Association with gangs[edit]

The black and white Nike Cortez is commonly worn by Latino gangs favoring the shoe's comfort and simple design. On January 2013, four Hispanic teenagers were targeted in a shooting after being asked why they were wearing Nike Cortez shoes. [2]

Design and features[edit]

Over the past 20 years, the Nike Cortez has been redesigned numerous times. Early on, the shoe set the standard for running shoes. Co-founder and Olympic-class track trainer Bill Bowerman was set on designing a running shoe that provided both comfort and durability. The foam is measured to be generously placed in more significant parts of the shoe with intentions of offering comfort, absorbing road shock and proving other health benefits. The combination of these two soles reduces leg fatigue, raises the heel of the shoe to reduce Achilles tendon strains and provides maximum comfort. One of the world's leading marathoners described the Nike Cortez as "the most comfortable shoe ever."[3]

The shoe is given a simple outer design that consists of the Nike Swoosh symbol across the sides of the shoe and a streak across the lower portion of the outer sole. Leather was the first material used to construct the shoe. However Bowerman soon realized that he could reduce the weight of the shoe if he changed the material of the shoe's upper to nylon and suede. In 2009, a new design of the Nike Cortez - the Cortez Fly Motion - was released. The Cortez Fly Motion instituted flywire: a lightweight thread made of Vectran placed in the upper of the shoe, which further reduced the weight of the shoe.[4]

Specifications[edit]

The weight of the Nike Cortez depends on the size of the shoe.[5] The leather design weighs in at 13.4 oz, while the nylon and suede editions weight about 10.2 oz.

References[edit]

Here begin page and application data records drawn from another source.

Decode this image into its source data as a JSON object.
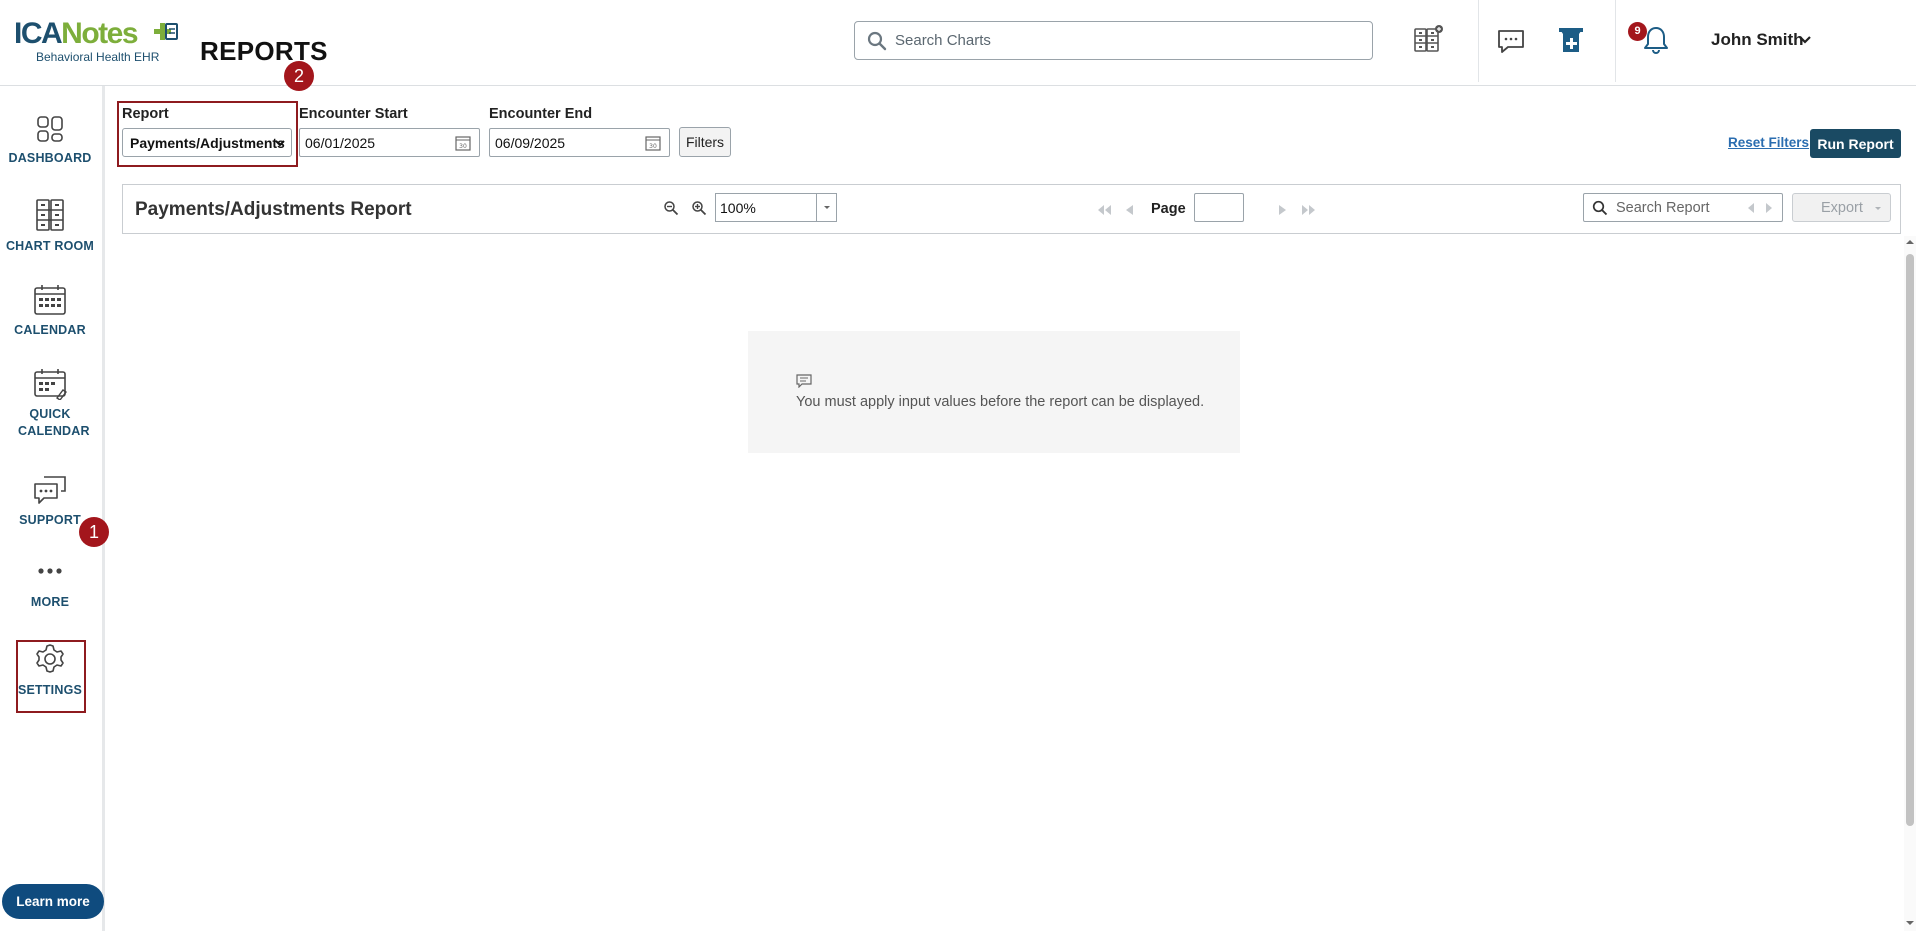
{
  "app": {
    "logo_primary_a": "ICA",
    "logo_primary_b": "Notes",
    "logo_subtitle": "Behavioral Health EHR",
    "page_title": "REPORTS"
  },
  "header": {
    "search_placeholder": "Search Charts",
    "notification_count": "9",
    "user_name": "John Smith"
  },
  "sidebar": {
    "items": [
      {
        "label": "DASHBOARD",
        "icon": "dashboard-icon"
      },
      {
        "label": "CHART ROOM",
        "icon": "chart-room-icon"
      },
      {
        "label": "CALENDAR",
        "icon": "calendar-icon"
      },
      {
        "label": "QUICK CALENDAR",
        "icon": "quick-calendar-icon"
      },
      {
        "label": "SUPPORT",
        "icon": "support-icon"
      },
      {
        "label": "MORE",
        "icon": "more-icon"
      },
      {
        "label": "SETTINGS",
        "icon": "gear-icon"
      }
    ],
    "learn_more_label": "Learn more"
  },
  "annotations": {
    "step1": "1",
    "step2": "2"
  },
  "filters": {
    "report_label": "Report",
    "report_value": "Payments/Adjustments",
    "encounter_start_label": "Encounter Start",
    "encounter_start_value": "06/01/2025",
    "encounter_end_label": "Encounter End",
    "encounter_end_value": "06/09/2025",
    "filters_button": "Filters",
    "reset_filters": "Reset Filters",
    "run_report": "Run Report"
  },
  "report": {
    "title": "Payments/Adjustments Report",
    "zoom_value": "100%",
    "page_label": "Page",
    "page_value": "",
    "search_placeholder": "Search Report",
    "export_label": "Export",
    "message": "You must apply input values before the report can be displayed."
  },
  "colors": {
    "brand_dark": "#1d4f6e",
    "brand_green": "#7dae3b",
    "highlight_red": "#a3161c",
    "run_button": "#1a4a63",
    "learn_more": "#0f4b7e"
  }
}
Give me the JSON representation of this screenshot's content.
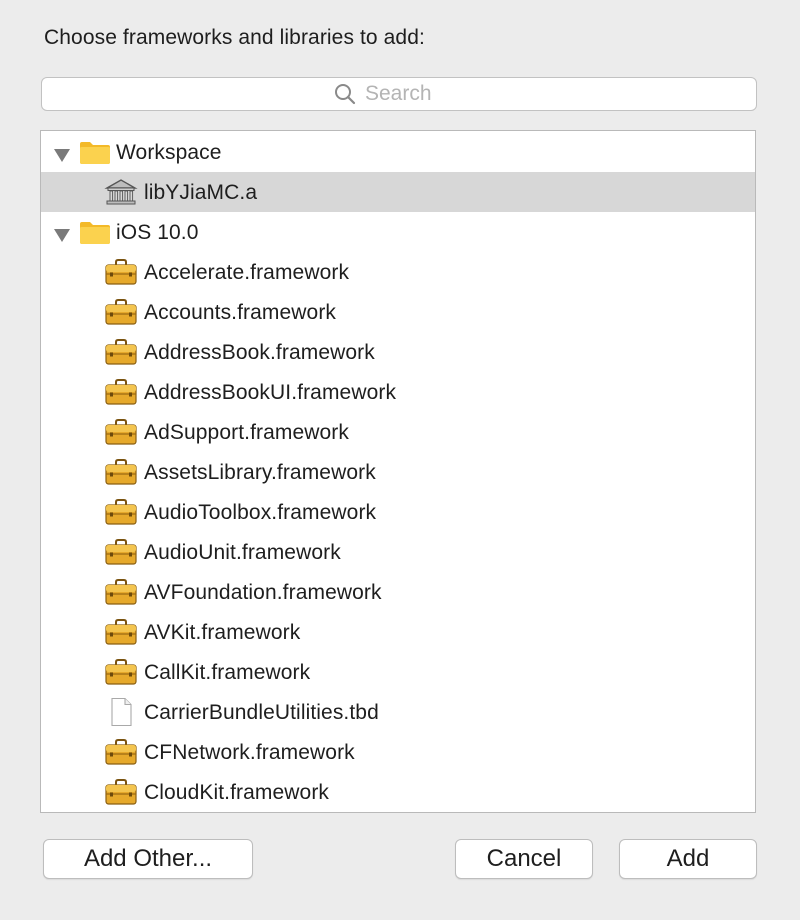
{
  "dialog": {
    "title": "Choose frameworks and libraries to add:"
  },
  "search": {
    "placeholder": "Search",
    "value": ""
  },
  "tree": {
    "rows": [
      {
        "label": "Workspace",
        "kind": "group",
        "icon": "folder-icon",
        "expanded": true
      },
      {
        "label": "libYJiaMC.a",
        "kind": "library",
        "icon": "library-icon",
        "selected": true
      },
      {
        "label": "iOS 10.0",
        "kind": "group",
        "icon": "folder-icon",
        "expanded": true
      },
      {
        "label": "Accelerate.framework",
        "kind": "framework",
        "icon": "toolbox-icon"
      },
      {
        "label": "Accounts.framework",
        "kind": "framework",
        "icon": "toolbox-icon"
      },
      {
        "label": "AddressBook.framework",
        "kind": "framework",
        "icon": "toolbox-icon"
      },
      {
        "label": "AddressBookUI.framework",
        "kind": "framework",
        "icon": "toolbox-icon"
      },
      {
        "label": "AdSupport.framework",
        "kind": "framework",
        "icon": "toolbox-icon"
      },
      {
        "label": "AssetsLibrary.framework",
        "kind": "framework",
        "icon": "toolbox-icon"
      },
      {
        "label": "AudioToolbox.framework",
        "kind": "framework",
        "icon": "toolbox-icon"
      },
      {
        "label": "AudioUnit.framework",
        "kind": "framework",
        "icon": "toolbox-icon"
      },
      {
        "label": "AVFoundation.framework",
        "kind": "framework",
        "icon": "toolbox-icon"
      },
      {
        "label": "AVKit.framework",
        "kind": "framework",
        "icon": "toolbox-icon"
      },
      {
        "label": "CallKit.framework",
        "kind": "framework",
        "icon": "toolbox-icon"
      },
      {
        "label": "CarrierBundleUtilities.tbd",
        "kind": "file",
        "icon": "document-icon"
      },
      {
        "label": "CFNetwork.framework",
        "kind": "framework",
        "icon": "toolbox-icon"
      },
      {
        "label": "CloudKit.framework",
        "kind": "framework",
        "icon": "toolbox-icon"
      }
    ]
  },
  "buttons": {
    "add_other": "Add Other...",
    "cancel": "Cancel",
    "add": "Add"
  },
  "colors": {
    "window_bg": "#ececec",
    "selection_bg": "#d7d7d7",
    "folder_yellow": "#f8c93b",
    "toolbox_gold": "#e0a526"
  }
}
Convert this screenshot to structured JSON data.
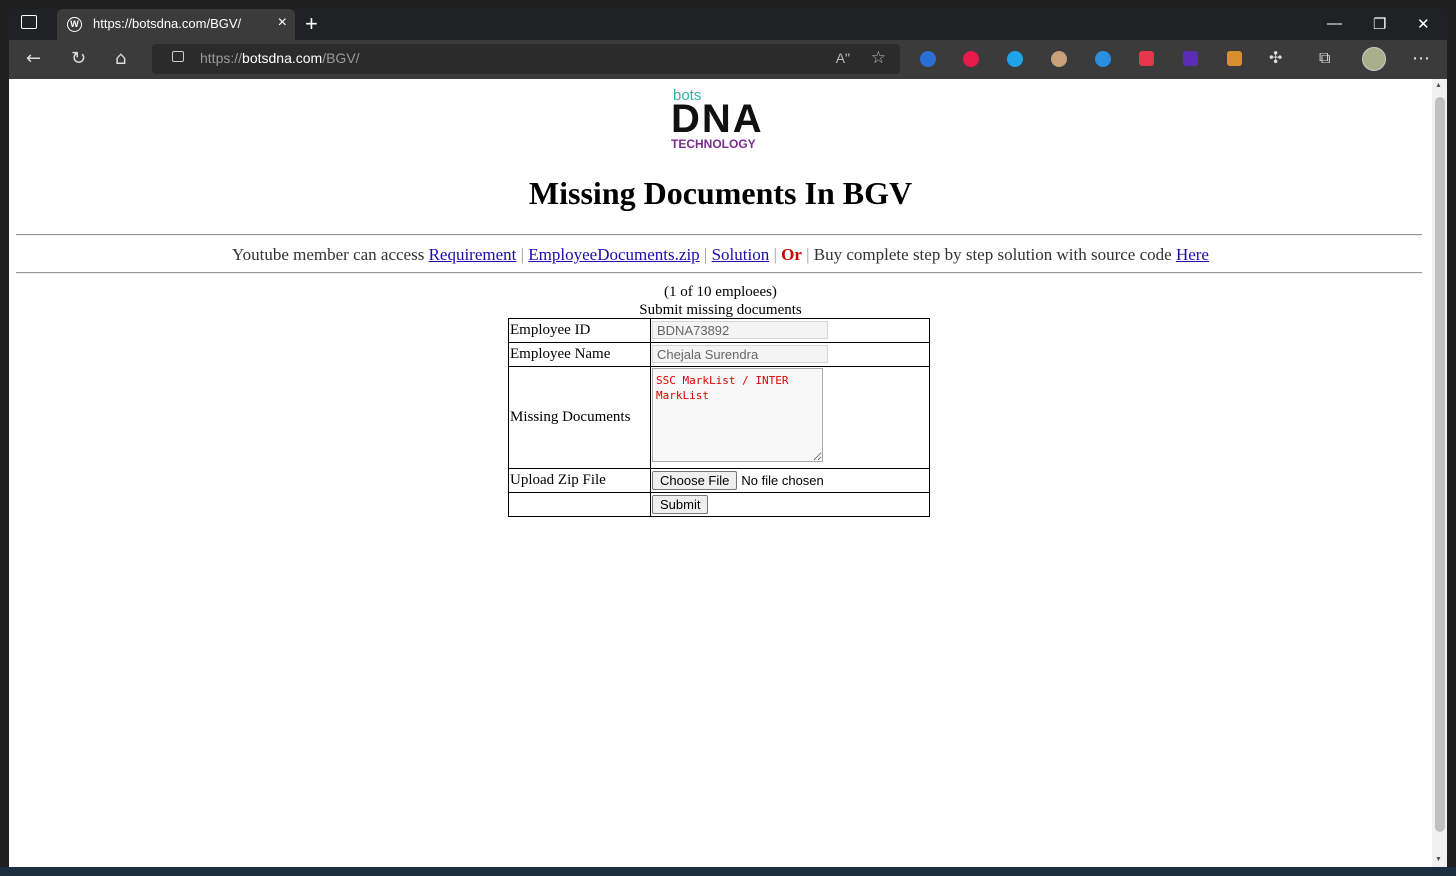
{
  "browser": {
    "tab_title": "https://botsdna.com/BGV/",
    "url_scheme": "https://",
    "url_domain": "botsdna.com",
    "url_path": "/BGV/",
    "read_aloud": "Aʺ"
  },
  "logo": {
    "top": "bots",
    "middle": "DNA",
    "bottom": "TECHNOLOGY"
  },
  "page": {
    "title": "Missing Documents In BGV",
    "links_intro": "Youtube member can access",
    "link_requirement": "Requirement",
    "link_zip": "EmployeeDocuments.zip",
    "link_solution": "Solution",
    "or": "Or",
    "buy_text": "Buy complete step by step solution with source code",
    "link_here": "Here",
    "pipe": "|",
    "counter": "(1 of 10 emploees)",
    "subtitle": "Submit missing documents"
  },
  "form": {
    "employee_id_label": "Employee ID",
    "employee_id_value": "BDNA73892",
    "employee_name_label": "Employee Name",
    "employee_name_value": "Chejala Surendra",
    "missing_docs_label": "Missing Documents",
    "missing_docs_value": "SSC MarkList / INTER MarkList",
    "upload_label": "Upload Zip File",
    "choose_file": "Choose File",
    "no_file": "No file chosen",
    "submit": "Submit"
  }
}
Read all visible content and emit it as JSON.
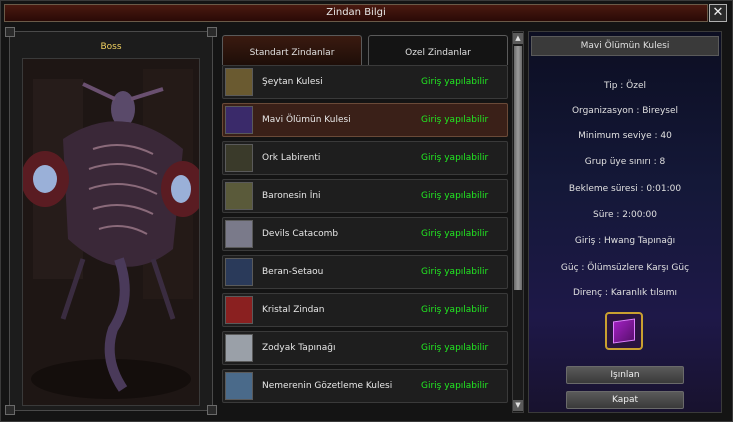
{
  "window": {
    "title": "Zindan Bilgi",
    "close_label": "✕"
  },
  "boss_panel": {
    "label": "Boss"
  },
  "tabs": [
    {
      "label": "Standart Zindanlar",
      "active": true
    },
    {
      "label": "Ozel Zindanlar",
      "active": false
    }
  ],
  "dungeons": [
    {
      "name": "Şeytan Kulesi",
      "status": "Giriş yapılabilir",
      "thumb_color": "#6a5a30"
    },
    {
      "name": "Mavi Ölümün Kulesi",
      "status": "Giriş yapılabilir",
      "thumb_color": "#3a2a6a",
      "selected": true
    },
    {
      "name": "Ork Labirenti",
      "status": "Giriş yapılabilir",
      "thumb_color": "#3a3a2a"
    },
    {
      "name": "Baronesin İni",
      "status": "Giriş yapılabilir",
      "thumb_color": "#5a5a3a"
    },
    {
      "name": "Devils Catacomb",
      "status": "Giriş yapılabilir",
      "thumb_color": "#7a7a8a"
    },
    {
      "name": "Beran-Setaou",
      "status": "Giriş yapılabilir",
      "thumb_color": "#2a3a5a"
    },
    {
      "name": "Kristal Zindan",
      "status": "Giriş yapılabilir",
      "thumb_color": "#8a2020"
    },
    {
      "name": "Zodyak Tapınağı",
      "status": "Giriş yapılabilir",
      "thumb_color": "#9aa0a8"
    },
    {
      "name": "Nemerenin Gözetleme Kulesi",
      "status": "Giriş yapılabilir",
      "thumb_color": "#4a6a8a"
    }
  ],
  "info": {
    "title": "Mavi Ölümün Kulesi",
    "lines": [
      "Tip : Özel",
      "Organizasyon : Bireysel",
      "Minimum seviye : 40",
      "Grup üye sınırı : 8",
      "Bekleme süresi : 0:01:00",
      "Süre : 2:00:00",
      "Giriş : Hwang Tapınağı",
      "Güç : Ölümsüzlere Karşı Güç",
      "Direnç : Karanlık tılsımı"
    ],
    "item_icon": "purple-book-icon",
    "teleport_label": "Işınlan",
    "close_label": "Kapat"
  },
  "colors": {
    "status_green": "#22e822",
    "boss_label": "#f0d060"
  }
}
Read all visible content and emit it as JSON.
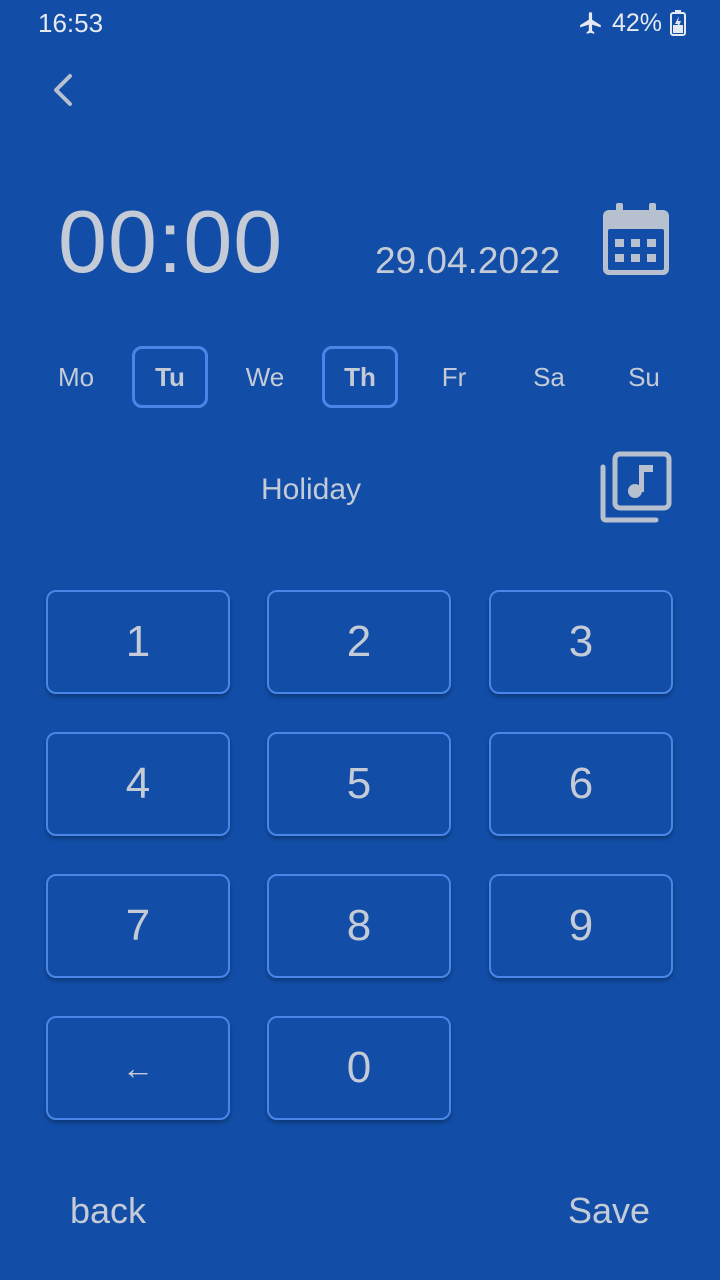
{
  "status_bar": {
    "time": "16:53",
    "battery": "42%",
    "icons": [
      "airplane-mode-icon",
      "battery-charging-icon"
    ]
  },
  "header": {
    "back_icon": "chevron-left-icon"
  },
  "alarm": {
    "time": "00:00",
    "date": "29.04.2022",
    "calendar_icon": "calendar-icon"
  },
  "weekdays": [
    {
      "label": "Mo",
      "selected": false
    },
    {
      "label": "Tu",
      "selected": true
    },
    {
      "label": "We",
      "selected": false
    },
    {
      "label": "Th",
      "selected": true
    },
    {
      "label": "Fr",
      "selected": false
    },
    {
      "label": "Sa",
      "selected": false
    },
    {
      "label": "Su",
      "selected": false
    }
  ],
  "holiday": {
    "label": "Holiday",
    "music_icon": "music-library-icon"
  },
  "keypad": {
    "k1": "1",
    "k2": "2",
    "k3": "3",
    "k4": "4",
    "k5": "5",
    "k6": "6",
    "k7": "7",
    "k8": "8",
    "k9": "9",
    "backspace": "←",
    "k0": "0"
  },
  "actions": {
    "back": "back",
    "save": "Save"
  },
  "colors": {
    "background": "#124ea8",
    "accent_border": "#4a86e8",
    "text": "#c4cbd6"
  }
}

  1. ^ a b "Nike, Inc". Reference for Business. Retrieved 2012-1-29.  Check date values in: |access-date= (help)
  2. ^ "Brentwood: Teens may have been shot over Nike shoes, police say". Contra Costa Times. Retrieved 2014-12-11. 
  3. ^ "History of the Nike Cortez". theWebstand.com. Retrieved 2012-1-24.  |first1= missing |last1= in Authors list (help); Check date values in: |access-date= (help)
  4. ^ "Vectran Biber". maretwire. Retrieved 2/6/2012.  Check date values in: |access-date= (help)
  5. ^ "Nike Cortez". Finishline.com. Retrieved 2012-1-24.  Check date values in: |access-date= (help)